Public Health Practice

Public health practice is understood broadly as the collection and analysis of identifiable health data by a public health authority for the purpose of protecting the health of a particular community, where the benefits and risks are primarily designed to accrue to the participating community. Public health practice is dominated by the use of standard, accepted, and proven interventions to address known or suspected public health problems.

Per the Revised Common Rule, the following are considered Public Health Surveillance, not "Research" subject to the Common Rule:

  • Public health surveillance activities conducted by a public health authority, limited to those necessary to allow a public health authority to identify, monitor, assess, or investigate potential public health signals, onsets of disease outbreaks, or conditions of public health importance.
    • Including the collection and testing of information or biospecimens, conducted, supported, requested, ordered, required, or authorized by a public health authority.
    • Including trends, signals, risk factors, patterns in diseases, or increases in injuries from using consumer products.
    • Including those associated with providing timely situational awareness and priority setting during the course of an event or crisis that threatens public health (including natural or man-made disasters).

As explained by the CDC:

For many public health practice activities, data are systematically collected and analyzed.
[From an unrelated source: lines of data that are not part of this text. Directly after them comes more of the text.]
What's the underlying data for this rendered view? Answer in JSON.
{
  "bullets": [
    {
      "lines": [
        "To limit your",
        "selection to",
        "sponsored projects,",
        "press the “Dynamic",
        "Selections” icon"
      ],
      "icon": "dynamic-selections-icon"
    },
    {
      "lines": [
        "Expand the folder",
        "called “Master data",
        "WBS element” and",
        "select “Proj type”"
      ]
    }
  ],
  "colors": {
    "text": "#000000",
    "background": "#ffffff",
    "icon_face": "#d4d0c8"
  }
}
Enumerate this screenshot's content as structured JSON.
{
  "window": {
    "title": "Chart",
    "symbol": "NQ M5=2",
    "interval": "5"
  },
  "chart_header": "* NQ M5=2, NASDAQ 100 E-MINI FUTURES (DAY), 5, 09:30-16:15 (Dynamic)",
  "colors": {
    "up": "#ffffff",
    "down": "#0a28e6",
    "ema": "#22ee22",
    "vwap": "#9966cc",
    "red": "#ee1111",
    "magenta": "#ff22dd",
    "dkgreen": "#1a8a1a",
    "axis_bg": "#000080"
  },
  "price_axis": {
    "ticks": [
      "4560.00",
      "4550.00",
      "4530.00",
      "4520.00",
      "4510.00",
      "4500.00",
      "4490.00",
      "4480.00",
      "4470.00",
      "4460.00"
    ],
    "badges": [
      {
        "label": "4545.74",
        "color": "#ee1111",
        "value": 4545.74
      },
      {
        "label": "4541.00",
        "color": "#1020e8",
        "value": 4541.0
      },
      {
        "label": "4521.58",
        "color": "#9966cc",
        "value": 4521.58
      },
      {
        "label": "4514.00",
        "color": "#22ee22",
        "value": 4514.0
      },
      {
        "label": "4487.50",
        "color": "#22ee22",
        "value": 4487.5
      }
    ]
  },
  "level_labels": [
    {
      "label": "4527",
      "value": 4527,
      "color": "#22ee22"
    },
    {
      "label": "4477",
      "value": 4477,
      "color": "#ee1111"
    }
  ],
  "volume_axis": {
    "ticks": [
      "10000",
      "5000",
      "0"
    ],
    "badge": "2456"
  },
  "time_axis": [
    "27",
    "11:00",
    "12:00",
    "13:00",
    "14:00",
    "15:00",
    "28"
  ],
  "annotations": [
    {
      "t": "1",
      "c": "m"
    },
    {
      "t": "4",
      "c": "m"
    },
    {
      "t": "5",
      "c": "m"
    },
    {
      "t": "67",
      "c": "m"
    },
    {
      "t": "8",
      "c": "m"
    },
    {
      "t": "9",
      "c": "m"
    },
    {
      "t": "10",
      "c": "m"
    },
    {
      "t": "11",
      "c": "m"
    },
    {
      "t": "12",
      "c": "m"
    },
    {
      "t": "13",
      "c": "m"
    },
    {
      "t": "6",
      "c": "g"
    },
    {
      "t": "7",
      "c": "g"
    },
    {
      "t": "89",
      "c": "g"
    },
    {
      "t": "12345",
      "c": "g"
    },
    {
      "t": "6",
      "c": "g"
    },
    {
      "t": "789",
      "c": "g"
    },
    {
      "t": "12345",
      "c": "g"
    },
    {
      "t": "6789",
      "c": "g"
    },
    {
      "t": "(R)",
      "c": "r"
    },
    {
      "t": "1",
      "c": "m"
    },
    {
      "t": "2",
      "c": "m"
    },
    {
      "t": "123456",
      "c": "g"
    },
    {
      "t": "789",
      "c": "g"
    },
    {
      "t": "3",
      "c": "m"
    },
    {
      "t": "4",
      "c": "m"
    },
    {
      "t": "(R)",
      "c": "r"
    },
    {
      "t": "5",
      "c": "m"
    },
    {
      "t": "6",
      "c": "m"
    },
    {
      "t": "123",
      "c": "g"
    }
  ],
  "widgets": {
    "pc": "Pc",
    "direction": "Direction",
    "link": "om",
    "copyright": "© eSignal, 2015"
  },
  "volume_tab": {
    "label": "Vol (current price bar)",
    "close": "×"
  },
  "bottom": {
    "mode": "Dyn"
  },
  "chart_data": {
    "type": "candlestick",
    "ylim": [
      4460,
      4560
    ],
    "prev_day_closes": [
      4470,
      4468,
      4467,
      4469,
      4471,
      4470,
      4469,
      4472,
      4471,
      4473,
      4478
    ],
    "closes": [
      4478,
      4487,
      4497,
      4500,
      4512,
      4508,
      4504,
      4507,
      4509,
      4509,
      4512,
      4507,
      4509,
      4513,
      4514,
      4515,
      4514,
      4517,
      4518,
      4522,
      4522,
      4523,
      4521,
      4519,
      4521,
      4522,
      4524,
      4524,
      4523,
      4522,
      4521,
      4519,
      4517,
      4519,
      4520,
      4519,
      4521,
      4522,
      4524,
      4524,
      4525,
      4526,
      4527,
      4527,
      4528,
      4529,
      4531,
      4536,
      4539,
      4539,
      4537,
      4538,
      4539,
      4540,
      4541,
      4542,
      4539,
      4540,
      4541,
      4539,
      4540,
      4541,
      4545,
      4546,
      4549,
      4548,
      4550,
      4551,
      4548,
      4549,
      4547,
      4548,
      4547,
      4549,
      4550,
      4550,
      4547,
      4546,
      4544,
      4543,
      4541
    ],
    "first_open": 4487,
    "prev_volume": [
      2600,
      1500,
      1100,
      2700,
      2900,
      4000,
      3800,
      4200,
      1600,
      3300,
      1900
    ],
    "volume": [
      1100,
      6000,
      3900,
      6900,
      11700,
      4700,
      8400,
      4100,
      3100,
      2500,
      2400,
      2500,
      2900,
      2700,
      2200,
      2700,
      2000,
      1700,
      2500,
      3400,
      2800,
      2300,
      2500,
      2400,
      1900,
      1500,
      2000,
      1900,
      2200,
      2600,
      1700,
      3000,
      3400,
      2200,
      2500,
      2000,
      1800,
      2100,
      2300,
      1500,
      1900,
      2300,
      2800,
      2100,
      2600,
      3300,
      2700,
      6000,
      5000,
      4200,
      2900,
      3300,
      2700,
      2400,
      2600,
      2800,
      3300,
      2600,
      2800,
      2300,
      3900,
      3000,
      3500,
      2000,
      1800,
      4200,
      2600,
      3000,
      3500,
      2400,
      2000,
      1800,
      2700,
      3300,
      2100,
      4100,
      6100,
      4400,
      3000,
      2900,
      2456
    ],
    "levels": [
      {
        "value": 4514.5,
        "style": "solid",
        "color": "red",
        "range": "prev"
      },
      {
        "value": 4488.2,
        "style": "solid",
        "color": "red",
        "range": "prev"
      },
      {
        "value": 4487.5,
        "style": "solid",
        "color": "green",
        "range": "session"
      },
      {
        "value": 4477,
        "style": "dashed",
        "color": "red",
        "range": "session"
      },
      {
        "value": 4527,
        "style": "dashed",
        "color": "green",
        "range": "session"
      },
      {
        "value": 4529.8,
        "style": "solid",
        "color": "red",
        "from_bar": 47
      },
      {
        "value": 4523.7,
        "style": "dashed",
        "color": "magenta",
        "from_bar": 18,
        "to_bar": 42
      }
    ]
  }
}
Scientific methods are used in both public health research as well as public health practice activities. Knowledge is generated in both cases. Furthermore, the extent to which knowledge is generalizable might not differ greatly in research and nonresearch. Thus, nonresearch and research activities cannot be easily defined by the methods they employ. Three public health activities – surveillance, emergency response, and evaluation – are particularly susceptible to the quandary over whether the activity is research or non research.

The major difference between research and nonresearch lies in the purpose of the activity. The purpose of research is to generate or contribute to generalizable knowledge. The purpose of nonresearch in public health is to prevent or control disease or injury and improve health, or to improve a public health program or service. Knowledge might be gained in any public health endeavor designed to prevent disease or injury or to improve a program or service. In some cases, that knowledge might be generalizable, but the purpose of the endeavor is to benefit clients participating in a public health program or a population by controlling a health problem in the population from which the information is gathered.

To help discern whether your particular project will need IRB review, consider the following criteria which tend to represent one or the other.  Please note, this list is to be used as a guide and is not a definitive determination:

Common Elements
Public Health Practice Research
Involves direct performance or oversight by a governmental public health authority (or its authorized partner) and has public accountability Often conducted by academic centers and institutions which have experience conducting research 
Primary intent is to prevent or control a disease or injury Main aims are to research and draw conclusions about a hypothesis in order to contribute to the field at large
Focused on improving the health of a specific population or group Focused on generating knowledge that can be disseminated and applied broadly
Benefits and risks are primarily designed to accrue to the participating community Benefits are intended to apply beyond the participating community who bear the risks
May legitimately involve persons who did not specifically volunteer to participate (i.e. no informed consent) Involves research subjects who voluntarily consent to participate (or else a specific waiver of such)